located relative to the catchment they serve, and are readily
accessible by alternative means of transport, we consider there
is a case for considering designation of such stores as district
centres, (or stores in conjunction with adjoining facilities),
with all the policy consequences that such designation infers
ie "legitimate" protection from out of centre competition
and support for further investment.
64. We consider this support should also
apply to appropriately located new large foodstores where they
offer the potential to create a new district centre which meets
the needs of a particular catchment which is poorly served at
present. Local authorities should be required to consider which
stores or developments do now or could in the future fulfil such
65. We believe that superstores and large
supermarkets perform an important role, which has been consistently
recognised in Planning Policy Guidance. Such stores often provide
one or more of the anchors in smaller town centres, may provide
a catalyst for new development and investment to sustain the quality
of the environment, and can, in their own right or in conjunction
with other stores, provide the nucleus for appropriately located
66. The principal adverse impacts which
have arisen from supermarket development have occurred where inappropriate
development has taken place outside established town centres,
where by nature of its scale and cumulative impact, it has led
to a reduction in economic activity, and prejudiced the potential
for new investment, or led to dis-investment in existing high
67. We consider Planning Policy Guidance
should continue to focus on the key issue of location for new
retail development, as a legitimate land use planning consideration,
rather than to regulate competition between large supermarkets
and other forms of retailing. Where tension exists, it is a consequence
of pressure from superstore operators to extend further the scale
and range of their operations to a point where they are unable
to locate satisfactorily within existing centres.
68. The sequential approach recognises and
applies itself to this tension.

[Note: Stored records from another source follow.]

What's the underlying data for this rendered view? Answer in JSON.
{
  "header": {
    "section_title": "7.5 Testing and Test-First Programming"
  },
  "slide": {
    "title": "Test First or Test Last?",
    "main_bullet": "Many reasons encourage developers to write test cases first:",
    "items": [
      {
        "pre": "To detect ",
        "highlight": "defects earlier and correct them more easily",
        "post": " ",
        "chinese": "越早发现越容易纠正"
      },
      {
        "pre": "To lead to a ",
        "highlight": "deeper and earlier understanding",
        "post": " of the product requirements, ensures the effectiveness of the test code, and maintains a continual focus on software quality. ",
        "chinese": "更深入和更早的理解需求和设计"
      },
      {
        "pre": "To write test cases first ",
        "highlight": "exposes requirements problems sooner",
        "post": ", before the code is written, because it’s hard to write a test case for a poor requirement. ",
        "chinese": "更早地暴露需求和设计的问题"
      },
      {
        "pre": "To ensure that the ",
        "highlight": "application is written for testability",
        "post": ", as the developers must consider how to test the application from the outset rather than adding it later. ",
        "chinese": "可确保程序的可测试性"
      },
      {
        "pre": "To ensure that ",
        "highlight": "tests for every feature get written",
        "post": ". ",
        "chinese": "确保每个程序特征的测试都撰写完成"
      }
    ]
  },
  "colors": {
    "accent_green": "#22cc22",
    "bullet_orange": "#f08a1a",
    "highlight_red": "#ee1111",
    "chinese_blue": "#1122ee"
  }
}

It places on the one hand a responsibility
on local authorities to take a positive approach towards identifying
and assembling town centre sites, and on the other, urges retailers
and developers to be flexible about their requirements. There
is evidence that most retailers and developers and their advisors
are heeding this advice.
69. The decision by a number of retailers
to develop smaller town centre stores should be welcomed. We do
not consider there is any legitimate ground to oppose new town
centre supermarket development in planning terms, even if such
regulation was feasible and enforceable.
70. Overall, we consider that PPG6 and subsequent
Ministerial clarifications provide a coherent and relevant policy
basis for considering proposals for the development of new food
supermarkets and superstores, subject to further clarification
on the related issues of store extensions, need, the sequential
approach and the role of district centres.
71. We consider there is justification for
giving more explicit acknowledgement to the role which superstores
can perform as district centres in their own right, provided developments
are well located relative to their catchment, accessible by alternative
means of transport, and consistent in scale with the needs of
72. We recommend that local authorities
should be positively encouraged to use CPO powers so as to regenerate
declining centres and to plan positively for new retail provision.
Councils should, especially in identified Urban Priority Areas,
be afforded assistance by way of additional funding support, perhaps
via an appropriate regeneration "bank", to expedite
the land assembly and the urban regeneration process.
73. As advisers to retailers, developers
and in particular, local authorities, and authors of the DETR
Market Towns research, we are very familiar with the negative
economic and environmental aspects of superstore competition.
However, we consider that a balanced analysis of this issue should
also recognise the vital contribution which such development has
played in many town and district centres, and the role which such
developments should continue to perform provided they take place
in the right location.
Brian Raggett, Senior
Chris Goddard, Director